## WORK TO COMPLETE
Which lines below include "project"? Copy them all.

━━━ THE RECORDS

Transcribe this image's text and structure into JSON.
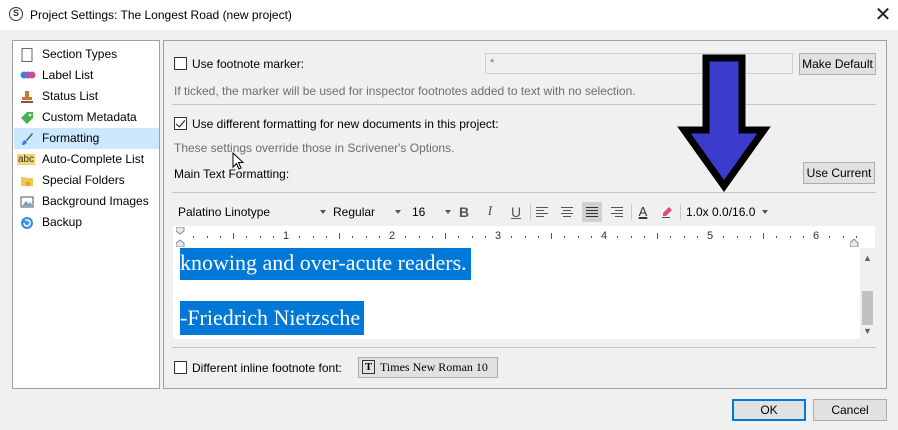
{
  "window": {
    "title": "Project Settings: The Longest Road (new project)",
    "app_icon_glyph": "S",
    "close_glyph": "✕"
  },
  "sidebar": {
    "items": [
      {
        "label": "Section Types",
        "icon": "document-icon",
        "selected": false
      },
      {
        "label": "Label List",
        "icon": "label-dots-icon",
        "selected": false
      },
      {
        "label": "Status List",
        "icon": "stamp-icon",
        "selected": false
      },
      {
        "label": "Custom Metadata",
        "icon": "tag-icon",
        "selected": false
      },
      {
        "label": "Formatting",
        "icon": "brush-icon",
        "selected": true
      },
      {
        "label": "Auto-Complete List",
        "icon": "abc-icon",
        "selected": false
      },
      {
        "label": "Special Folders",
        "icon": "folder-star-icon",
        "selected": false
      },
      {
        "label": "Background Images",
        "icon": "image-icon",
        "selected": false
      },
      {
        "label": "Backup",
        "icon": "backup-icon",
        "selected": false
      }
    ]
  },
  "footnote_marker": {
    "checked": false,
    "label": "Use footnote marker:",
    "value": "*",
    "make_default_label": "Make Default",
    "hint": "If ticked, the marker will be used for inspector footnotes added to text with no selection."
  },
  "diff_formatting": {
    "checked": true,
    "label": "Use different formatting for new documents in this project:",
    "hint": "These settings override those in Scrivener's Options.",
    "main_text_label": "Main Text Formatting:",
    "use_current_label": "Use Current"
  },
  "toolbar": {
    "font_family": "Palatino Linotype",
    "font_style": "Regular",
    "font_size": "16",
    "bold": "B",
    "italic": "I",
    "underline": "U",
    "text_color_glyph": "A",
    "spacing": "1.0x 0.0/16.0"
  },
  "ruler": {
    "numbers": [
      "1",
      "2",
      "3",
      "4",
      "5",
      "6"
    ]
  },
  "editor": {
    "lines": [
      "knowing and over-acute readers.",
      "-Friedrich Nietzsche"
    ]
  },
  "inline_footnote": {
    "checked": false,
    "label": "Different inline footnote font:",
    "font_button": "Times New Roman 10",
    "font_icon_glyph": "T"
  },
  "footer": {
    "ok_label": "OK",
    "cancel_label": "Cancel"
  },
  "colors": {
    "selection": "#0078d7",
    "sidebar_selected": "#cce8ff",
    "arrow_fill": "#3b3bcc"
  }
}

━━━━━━

## WRITTEN RESPONSE
    "title": "Project Settings: The Longest Road (new project)",
    "label": "Use different formatting for new documents in this project:",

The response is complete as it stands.